Task requirements
Every line below that holds the string "News" must be copied.

Data
::::::
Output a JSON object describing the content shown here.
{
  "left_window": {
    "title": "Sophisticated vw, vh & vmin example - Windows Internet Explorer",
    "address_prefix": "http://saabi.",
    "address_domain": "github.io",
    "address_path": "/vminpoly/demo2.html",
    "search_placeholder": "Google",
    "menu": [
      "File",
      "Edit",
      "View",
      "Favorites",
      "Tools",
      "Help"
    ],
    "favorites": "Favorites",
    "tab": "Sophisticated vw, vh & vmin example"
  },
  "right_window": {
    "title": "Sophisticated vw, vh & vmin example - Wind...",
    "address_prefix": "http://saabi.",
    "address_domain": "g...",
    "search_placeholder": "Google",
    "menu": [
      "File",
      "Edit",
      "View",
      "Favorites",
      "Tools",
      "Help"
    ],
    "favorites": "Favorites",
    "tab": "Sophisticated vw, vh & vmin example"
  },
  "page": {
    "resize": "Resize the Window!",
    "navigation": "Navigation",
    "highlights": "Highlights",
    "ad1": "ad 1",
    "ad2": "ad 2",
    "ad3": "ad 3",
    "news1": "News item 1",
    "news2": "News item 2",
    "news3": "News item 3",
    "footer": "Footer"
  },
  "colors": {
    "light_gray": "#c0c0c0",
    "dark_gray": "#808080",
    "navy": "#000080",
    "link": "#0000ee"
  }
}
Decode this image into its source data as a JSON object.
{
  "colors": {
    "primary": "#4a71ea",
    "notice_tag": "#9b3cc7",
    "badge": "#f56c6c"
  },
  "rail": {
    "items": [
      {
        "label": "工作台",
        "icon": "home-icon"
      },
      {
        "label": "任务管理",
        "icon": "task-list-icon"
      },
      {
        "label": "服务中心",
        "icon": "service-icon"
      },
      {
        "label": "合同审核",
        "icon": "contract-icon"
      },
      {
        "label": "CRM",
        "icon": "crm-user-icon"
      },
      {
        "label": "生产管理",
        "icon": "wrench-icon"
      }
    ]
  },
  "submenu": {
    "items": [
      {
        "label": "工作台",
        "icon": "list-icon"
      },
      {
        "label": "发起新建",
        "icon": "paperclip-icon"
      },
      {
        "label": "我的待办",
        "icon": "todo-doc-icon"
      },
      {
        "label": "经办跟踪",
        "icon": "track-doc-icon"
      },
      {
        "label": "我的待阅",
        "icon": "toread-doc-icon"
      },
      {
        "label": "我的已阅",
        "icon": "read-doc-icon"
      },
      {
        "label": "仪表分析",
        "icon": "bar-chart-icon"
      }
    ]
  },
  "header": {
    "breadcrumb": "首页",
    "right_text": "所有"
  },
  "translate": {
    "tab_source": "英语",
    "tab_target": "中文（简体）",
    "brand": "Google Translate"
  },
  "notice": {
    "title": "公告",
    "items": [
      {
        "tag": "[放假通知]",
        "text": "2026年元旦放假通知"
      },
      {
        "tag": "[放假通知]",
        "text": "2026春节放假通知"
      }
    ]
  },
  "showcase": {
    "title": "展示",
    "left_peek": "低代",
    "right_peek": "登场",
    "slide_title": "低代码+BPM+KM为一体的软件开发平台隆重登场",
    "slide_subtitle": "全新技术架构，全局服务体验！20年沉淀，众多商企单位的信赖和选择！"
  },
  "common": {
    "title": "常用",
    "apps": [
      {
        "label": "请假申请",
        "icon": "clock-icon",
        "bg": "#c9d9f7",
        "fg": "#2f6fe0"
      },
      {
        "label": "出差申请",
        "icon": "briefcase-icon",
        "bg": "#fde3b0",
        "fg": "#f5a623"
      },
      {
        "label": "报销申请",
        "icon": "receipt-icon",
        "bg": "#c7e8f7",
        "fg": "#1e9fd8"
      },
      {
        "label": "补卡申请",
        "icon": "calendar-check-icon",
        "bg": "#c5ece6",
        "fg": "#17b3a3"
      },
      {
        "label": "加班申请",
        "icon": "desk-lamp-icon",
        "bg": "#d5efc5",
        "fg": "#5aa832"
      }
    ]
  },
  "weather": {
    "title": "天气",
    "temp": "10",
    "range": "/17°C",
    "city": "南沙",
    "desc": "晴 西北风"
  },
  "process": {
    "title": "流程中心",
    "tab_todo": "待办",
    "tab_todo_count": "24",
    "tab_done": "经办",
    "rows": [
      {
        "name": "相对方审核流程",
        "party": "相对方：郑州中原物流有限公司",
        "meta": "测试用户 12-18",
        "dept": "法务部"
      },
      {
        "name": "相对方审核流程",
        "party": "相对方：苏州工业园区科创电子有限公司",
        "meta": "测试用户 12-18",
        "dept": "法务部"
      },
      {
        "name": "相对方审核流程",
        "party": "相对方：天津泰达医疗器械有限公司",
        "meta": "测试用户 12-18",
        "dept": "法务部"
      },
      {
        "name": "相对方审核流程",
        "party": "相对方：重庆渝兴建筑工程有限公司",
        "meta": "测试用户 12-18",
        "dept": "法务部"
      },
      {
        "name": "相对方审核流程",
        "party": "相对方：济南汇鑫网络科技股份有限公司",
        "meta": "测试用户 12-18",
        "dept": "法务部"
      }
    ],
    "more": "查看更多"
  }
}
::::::
Exercise solution
    "news1": "News item 1",
    "news2": "News item 2",
    "news3": "News item 3",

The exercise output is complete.